**YOUR TASK:** If a line of the data below contains the string "JSON", copy it into your answer.

[Page and application data records]
-- -- --
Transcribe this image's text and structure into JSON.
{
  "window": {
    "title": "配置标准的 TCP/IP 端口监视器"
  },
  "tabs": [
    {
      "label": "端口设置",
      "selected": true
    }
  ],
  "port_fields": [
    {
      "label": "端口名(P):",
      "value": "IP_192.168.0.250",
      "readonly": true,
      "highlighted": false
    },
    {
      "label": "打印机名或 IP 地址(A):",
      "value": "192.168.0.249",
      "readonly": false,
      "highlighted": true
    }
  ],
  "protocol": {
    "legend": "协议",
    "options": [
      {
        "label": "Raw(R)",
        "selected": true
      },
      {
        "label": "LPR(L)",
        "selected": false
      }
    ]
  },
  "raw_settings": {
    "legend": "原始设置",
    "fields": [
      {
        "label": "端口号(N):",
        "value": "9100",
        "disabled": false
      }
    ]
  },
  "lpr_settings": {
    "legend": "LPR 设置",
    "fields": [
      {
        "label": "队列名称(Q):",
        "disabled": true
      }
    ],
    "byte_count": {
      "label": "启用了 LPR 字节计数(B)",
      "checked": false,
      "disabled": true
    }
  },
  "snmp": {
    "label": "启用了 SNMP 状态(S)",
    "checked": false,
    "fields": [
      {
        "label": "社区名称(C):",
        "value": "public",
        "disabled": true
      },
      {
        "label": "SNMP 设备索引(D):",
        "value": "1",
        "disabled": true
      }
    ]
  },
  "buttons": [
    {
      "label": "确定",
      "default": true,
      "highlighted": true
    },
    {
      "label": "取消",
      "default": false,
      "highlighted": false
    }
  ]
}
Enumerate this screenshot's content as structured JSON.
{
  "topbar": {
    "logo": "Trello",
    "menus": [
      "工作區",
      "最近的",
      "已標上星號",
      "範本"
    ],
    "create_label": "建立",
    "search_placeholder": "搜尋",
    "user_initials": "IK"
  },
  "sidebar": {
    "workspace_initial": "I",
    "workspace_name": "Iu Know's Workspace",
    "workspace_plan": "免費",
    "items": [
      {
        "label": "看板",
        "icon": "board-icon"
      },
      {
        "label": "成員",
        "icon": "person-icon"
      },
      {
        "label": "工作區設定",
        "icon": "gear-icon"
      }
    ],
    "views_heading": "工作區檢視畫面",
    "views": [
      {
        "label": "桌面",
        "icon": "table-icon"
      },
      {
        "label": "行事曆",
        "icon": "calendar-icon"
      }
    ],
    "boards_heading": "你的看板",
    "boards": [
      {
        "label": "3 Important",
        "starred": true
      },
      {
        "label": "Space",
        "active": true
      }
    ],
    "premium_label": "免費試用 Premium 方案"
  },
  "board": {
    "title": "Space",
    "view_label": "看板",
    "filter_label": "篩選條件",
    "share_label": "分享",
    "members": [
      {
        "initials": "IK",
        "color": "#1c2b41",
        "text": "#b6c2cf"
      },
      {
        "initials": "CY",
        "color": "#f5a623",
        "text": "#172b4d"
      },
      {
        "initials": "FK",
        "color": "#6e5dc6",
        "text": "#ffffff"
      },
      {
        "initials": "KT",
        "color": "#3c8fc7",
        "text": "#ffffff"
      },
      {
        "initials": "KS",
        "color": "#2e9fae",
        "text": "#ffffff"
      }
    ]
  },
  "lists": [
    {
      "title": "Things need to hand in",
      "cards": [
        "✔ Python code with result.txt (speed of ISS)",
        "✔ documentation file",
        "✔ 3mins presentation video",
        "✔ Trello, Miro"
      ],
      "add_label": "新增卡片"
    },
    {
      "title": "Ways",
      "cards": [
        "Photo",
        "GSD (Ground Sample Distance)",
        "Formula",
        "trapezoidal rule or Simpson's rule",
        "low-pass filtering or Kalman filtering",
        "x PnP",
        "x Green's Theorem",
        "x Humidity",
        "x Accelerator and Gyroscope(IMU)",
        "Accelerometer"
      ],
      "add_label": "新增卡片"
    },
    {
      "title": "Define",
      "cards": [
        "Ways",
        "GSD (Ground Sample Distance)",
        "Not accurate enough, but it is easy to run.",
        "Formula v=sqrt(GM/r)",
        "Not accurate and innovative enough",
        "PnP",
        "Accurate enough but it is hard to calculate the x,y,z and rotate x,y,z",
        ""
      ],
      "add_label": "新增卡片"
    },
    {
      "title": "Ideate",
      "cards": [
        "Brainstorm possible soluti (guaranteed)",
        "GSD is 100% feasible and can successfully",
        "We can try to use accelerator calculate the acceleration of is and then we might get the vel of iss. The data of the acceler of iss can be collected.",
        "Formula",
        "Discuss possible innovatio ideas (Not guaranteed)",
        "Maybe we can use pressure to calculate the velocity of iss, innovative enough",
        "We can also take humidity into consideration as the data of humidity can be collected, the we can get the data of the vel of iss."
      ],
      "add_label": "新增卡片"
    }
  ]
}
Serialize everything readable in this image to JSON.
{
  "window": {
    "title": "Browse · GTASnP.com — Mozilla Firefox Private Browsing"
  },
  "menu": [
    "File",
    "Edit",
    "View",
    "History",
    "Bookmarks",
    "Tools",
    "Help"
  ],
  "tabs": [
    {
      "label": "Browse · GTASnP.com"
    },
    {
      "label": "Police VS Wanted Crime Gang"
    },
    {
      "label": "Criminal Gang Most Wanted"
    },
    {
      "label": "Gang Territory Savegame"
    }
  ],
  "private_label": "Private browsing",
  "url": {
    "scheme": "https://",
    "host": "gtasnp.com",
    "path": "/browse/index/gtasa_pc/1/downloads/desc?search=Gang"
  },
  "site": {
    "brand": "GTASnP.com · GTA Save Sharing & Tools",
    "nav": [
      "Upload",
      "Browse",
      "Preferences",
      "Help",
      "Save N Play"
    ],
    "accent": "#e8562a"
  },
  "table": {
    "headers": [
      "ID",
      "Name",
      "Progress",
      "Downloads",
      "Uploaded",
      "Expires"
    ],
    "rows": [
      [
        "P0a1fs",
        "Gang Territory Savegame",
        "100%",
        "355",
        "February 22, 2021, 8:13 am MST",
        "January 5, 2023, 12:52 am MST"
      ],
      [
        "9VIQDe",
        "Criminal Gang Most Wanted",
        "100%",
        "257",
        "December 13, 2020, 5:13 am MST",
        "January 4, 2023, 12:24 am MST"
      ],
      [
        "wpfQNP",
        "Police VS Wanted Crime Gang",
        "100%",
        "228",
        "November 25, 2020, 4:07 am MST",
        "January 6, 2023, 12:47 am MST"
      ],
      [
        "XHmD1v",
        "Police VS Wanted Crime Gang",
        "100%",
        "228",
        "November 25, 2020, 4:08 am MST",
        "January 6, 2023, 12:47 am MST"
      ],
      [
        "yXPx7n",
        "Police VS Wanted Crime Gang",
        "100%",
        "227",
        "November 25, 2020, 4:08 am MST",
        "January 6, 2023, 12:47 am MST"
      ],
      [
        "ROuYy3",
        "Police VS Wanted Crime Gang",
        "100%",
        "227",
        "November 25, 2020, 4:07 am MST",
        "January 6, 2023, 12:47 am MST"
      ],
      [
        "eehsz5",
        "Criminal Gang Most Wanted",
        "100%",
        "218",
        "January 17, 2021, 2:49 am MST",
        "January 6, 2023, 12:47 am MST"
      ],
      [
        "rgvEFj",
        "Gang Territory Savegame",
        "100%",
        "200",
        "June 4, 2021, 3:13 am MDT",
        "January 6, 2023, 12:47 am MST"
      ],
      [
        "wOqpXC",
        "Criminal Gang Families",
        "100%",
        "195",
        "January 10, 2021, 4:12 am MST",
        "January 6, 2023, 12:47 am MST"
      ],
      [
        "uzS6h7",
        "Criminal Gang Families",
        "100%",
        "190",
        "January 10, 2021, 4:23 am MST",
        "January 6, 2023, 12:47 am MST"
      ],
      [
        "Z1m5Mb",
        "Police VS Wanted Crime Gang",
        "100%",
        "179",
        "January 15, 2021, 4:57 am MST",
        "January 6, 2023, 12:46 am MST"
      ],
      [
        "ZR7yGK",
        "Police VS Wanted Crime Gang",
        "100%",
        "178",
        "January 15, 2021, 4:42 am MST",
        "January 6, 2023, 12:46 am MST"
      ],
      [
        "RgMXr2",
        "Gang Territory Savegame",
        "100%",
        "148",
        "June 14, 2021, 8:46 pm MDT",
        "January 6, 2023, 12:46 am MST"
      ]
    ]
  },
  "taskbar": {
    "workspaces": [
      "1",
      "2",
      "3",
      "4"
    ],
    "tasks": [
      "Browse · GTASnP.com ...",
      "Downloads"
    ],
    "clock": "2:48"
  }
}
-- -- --
**WRITTEN REPLY:**
Transcribe this image's text and structure into JSON.
Enumerate this screenshot's content as structured JSON.
Serialize everything readable in this image to JSON.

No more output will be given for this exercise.